What you have to do –
Leave the pictures out and give every entry again exactly.
□ □ □ □ □ □ □
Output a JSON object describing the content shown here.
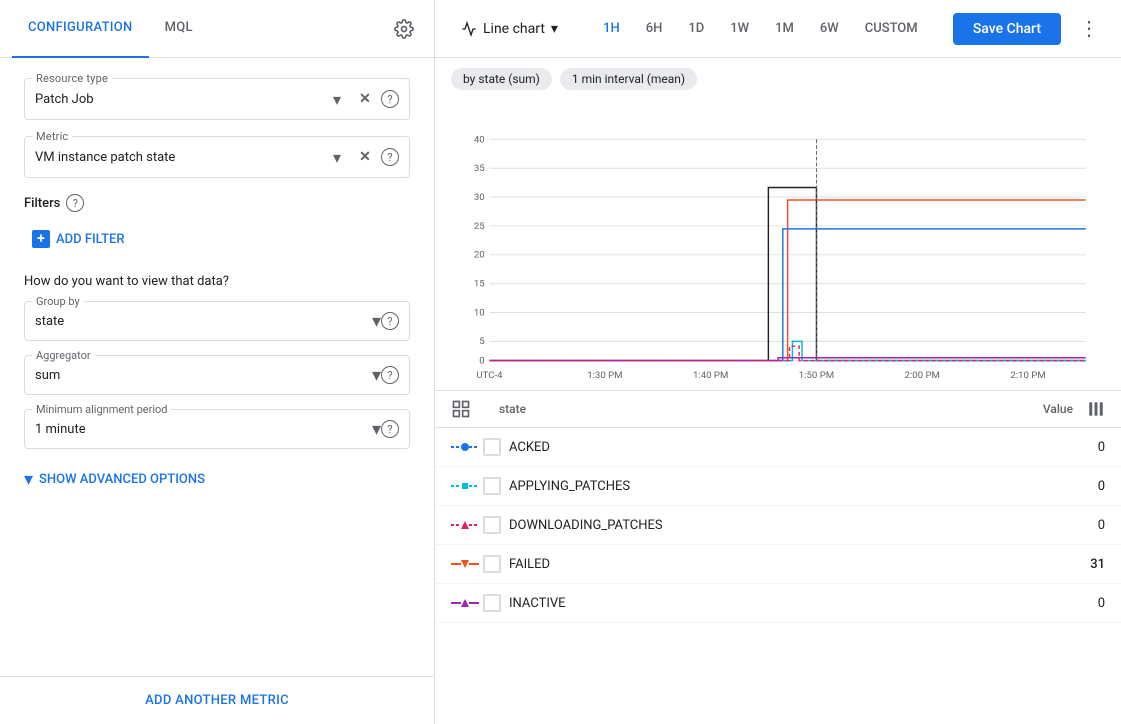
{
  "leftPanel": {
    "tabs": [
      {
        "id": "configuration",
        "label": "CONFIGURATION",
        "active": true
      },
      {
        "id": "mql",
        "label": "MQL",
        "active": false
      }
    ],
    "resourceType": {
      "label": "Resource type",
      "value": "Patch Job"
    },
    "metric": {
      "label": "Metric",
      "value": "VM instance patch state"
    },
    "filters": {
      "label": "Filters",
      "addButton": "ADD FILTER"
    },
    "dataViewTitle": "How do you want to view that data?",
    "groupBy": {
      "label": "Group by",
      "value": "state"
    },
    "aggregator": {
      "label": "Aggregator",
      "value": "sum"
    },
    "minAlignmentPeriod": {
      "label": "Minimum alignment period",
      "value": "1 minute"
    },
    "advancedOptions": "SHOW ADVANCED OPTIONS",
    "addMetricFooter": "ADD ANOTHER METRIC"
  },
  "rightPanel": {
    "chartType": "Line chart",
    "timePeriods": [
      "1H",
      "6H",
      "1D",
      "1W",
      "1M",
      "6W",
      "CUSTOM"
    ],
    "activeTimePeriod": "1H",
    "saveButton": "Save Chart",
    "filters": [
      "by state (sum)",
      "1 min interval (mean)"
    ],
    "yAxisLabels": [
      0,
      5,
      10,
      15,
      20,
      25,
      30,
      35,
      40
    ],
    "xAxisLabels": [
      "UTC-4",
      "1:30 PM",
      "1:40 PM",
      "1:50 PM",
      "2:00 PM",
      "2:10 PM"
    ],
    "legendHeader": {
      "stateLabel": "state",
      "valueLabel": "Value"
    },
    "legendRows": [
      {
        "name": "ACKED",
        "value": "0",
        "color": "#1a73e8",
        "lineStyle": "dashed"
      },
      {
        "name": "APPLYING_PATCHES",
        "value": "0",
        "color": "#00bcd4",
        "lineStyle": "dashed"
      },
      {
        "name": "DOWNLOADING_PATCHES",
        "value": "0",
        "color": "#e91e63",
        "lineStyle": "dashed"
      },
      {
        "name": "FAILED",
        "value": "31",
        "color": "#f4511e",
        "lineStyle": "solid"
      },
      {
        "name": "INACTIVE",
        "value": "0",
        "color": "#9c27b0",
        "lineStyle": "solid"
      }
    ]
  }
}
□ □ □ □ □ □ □
Solved exercise –
Output a JSON object describing the content shown here.
{
  "leftPanel": {
    "tabs": [
      {
        "id": "configuration",
        "label": "CONFIGURATION",
        "active": true
      },
      {
        "id": "mql",
        "label": "MQL",
        "active": false
      }
    ],
    "resourceType": {
      "label": "Resource type",
      "value": "Patch Job"
    },
    "metric": {
      "label": "Metric",
      "value": "VM instance patch state"
    },
    "filters": {
      "label": "Filters",
      "addButton": "ADD FILTER"
    },
    "dataViewTitle": "How do you want to view that data?",
    "groupBy": {
      "label": "Group by",
      "value": "state"
    },
    "aggregator": {
      "label": "Aggregator",
      "value": "sum"
    },
    "minAlignmentPeriod": {
      "label": "Minimum alignment period",
      "value": "1 minute"
    },
    "advancedOptions": "SHOW ADVANCED OPTIONS",
    "addMetricFooter": "ADD ANOTHER METRIC"
  },
  "rightPanel": {
    "chartType": "Line chart",
    "timePeriods": [
      "1H",
      "6H",
      "1D",
      "1W",
      "1M",
      "6W",
      "CUSTOM"
    ],
    "activeTimePeriod": "1H",
    "saveButton": "Save Chart",
    "filters": [
      "by state (sum)",
      "1 min interval (mean)"
    ],
    "yAxisLabels": [
      0,
      5,
      10,
      15,
      20,
      25,
      30,
      35,
      40
    ],
    "xAxisLabels": [
      "UTC-4",
      "1:30 PM",
      "1:40 PM",
      "1:50 PM",
      "2:00 PM",
      "2:10 PM"
    ],
    "legendHeader": {
      "stateLabel": "state",
      "valueLabel": "Value"
    },
    "legendRows": [
      {
        "name": "ACKED",
        "value": "0",
        "color": "#1a73e8",
        "lineStyle": "dashed"
      },
      {
        "name": "APPLYING_PATCHES",
        "value": "0",
        "color": "#00bcd4",
        "lineStyle": "dashed"
      },
      {
        "name": "DOWNLOADING_PATCHES",
        "value": "0",
        "color": "#e91e63",
        "lineStyle": "dashed"
      },
      {
        "name": "FAILED",
        "value": "31",
        "color": "#f4511e",
        "lineStyle": "solid"
      },
      {
        "name": "INACTIVE",
        "value": "0",
        "color": "#9c27b0",
        "lineStyle": "solid"
      }
    ]
  }
}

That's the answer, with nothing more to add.